"These kinds of tragedies happen daily in the Mediterranean and at the European borders, right in front of everyone's eyes. More and more people have been taking the sea to find refuge over the last few days and weeks, and several deadly shipwrecks have occurred, particularly along the Tunisian route.
On Monday, MSF teams onboard the Search and Rescue vessel Geo Barents overheard a boat-in-distress call over the radio. We arrived at the location and rescued a group of people, but three had gone overboard. We found two survivors after a long, thorough search, and the third person went missing. What if we had never overheard that call? Would we still be counting deaths? Saving lives cannot be a matter of luck, coincidence, or neglect; we need an active and responsible Search and Rescue mechanism in the Mediterranean now! These are not mere incidents; they demonstrate that European governments' efforts to externalize border policies are not set in favour of people on the move, but it will make their journeys more dangerous and precarious."

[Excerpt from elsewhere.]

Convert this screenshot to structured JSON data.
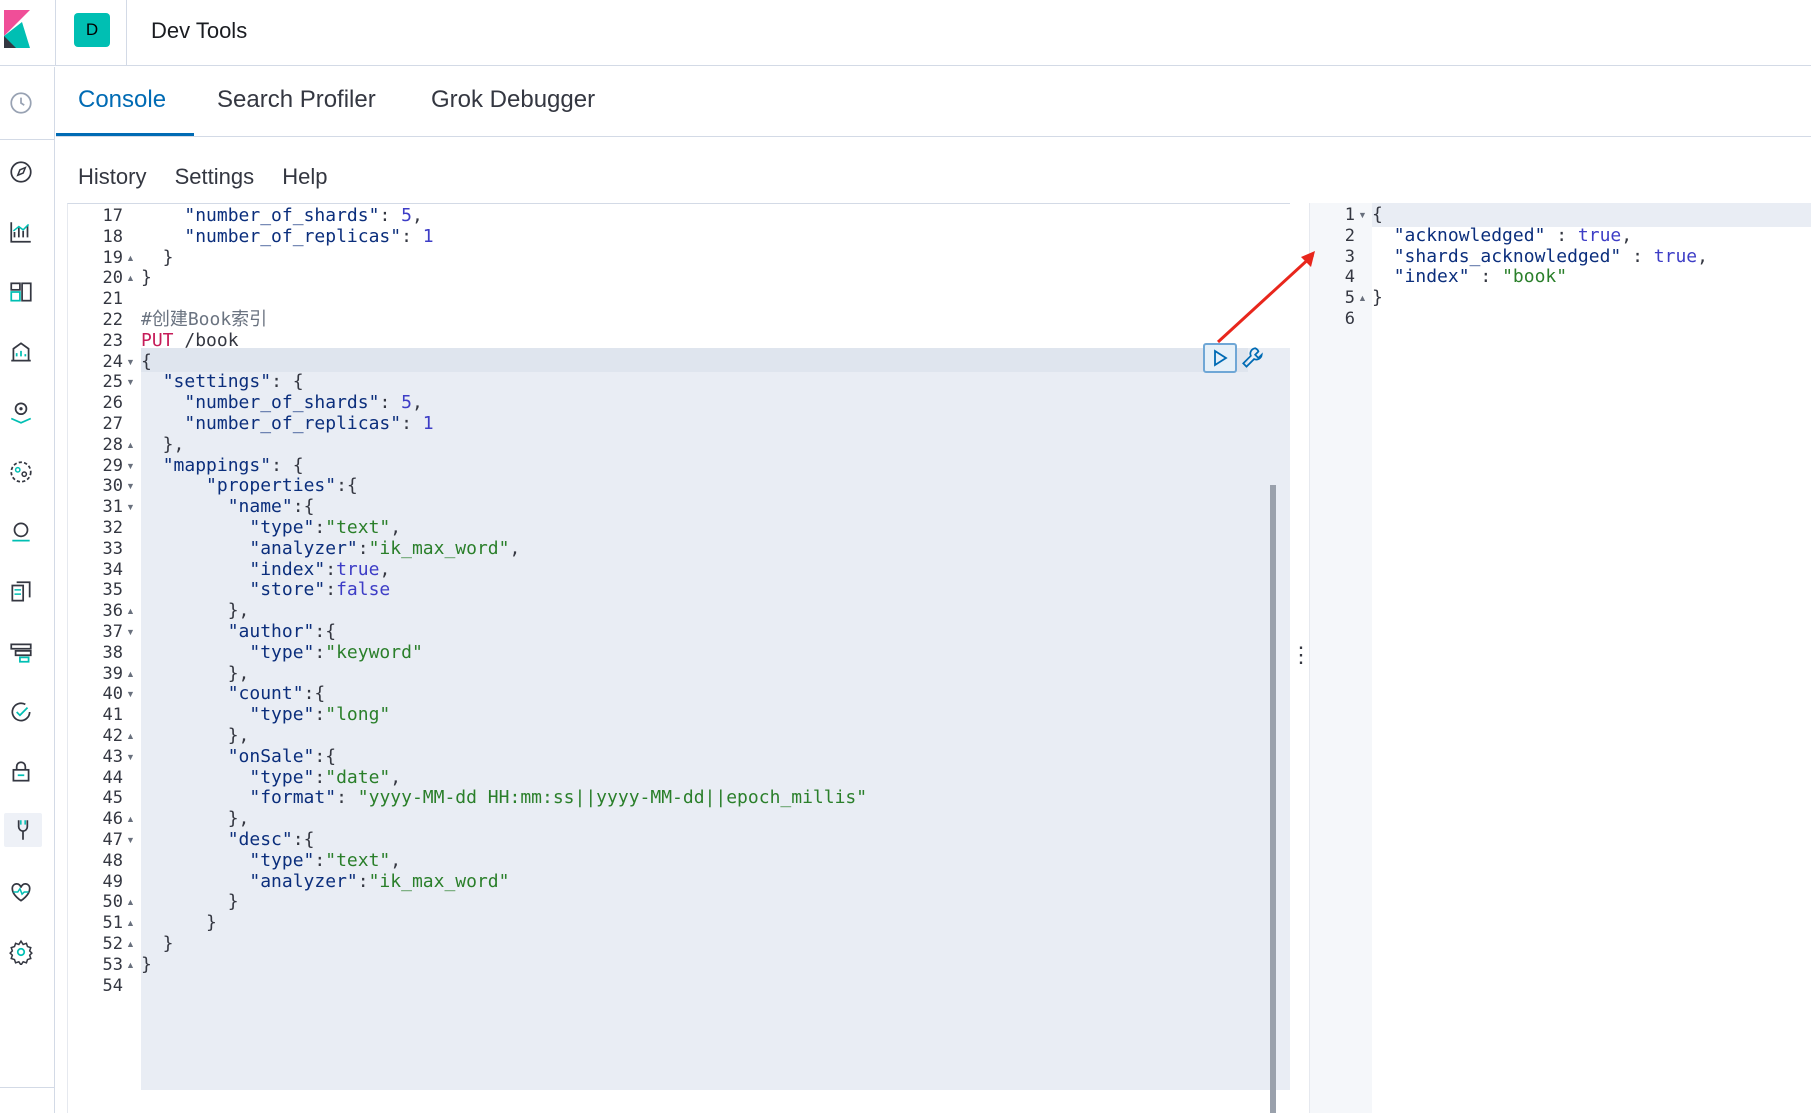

Juan Matías Gil, MSF Search and Rescue Representative.
About Doctors Without Borders (MSF)
Doctors Without Borders (MSF) is a global network of principled medical and other professionals who specialise in medical humanitarian work, driven by our common humanity and guided by medical ethics. We strive to bring emergency medical care to people caught in conflicts, crises, and disasters in more than 70 countries worldwide.
In South Africa, the organisation is recognised as one of the pioneers of providing Antiretroviral Treatment (ART) in the public sector and started the first HIV programmes in South Africa in 1999. Until today, the focus of MSF’s interventions in the country has primarily been on developing new testing and treatment strategies for HIV/AIDS and TB in Eshowe (Kwa-Zulu Natal) and Khayelitsha (Western Cape).
In Tshwane, we run a migration project, and we offer medical and psychosocial care to migrants, refugees, and asylum seekers, who struggle to access public health services under South Africa’s increasingly restrictive.
Previously we offered free, high-quality, confidential medical care to survivors of SGBV in Rustenburg.
To learn more about our work in South Africa, please visit this page on our website (www.msf.org.za). To support MSF’s work:
- SMS “JOIN” to 42110 to donate R30 Once-off
- Visit https://www.msf.org.za/donate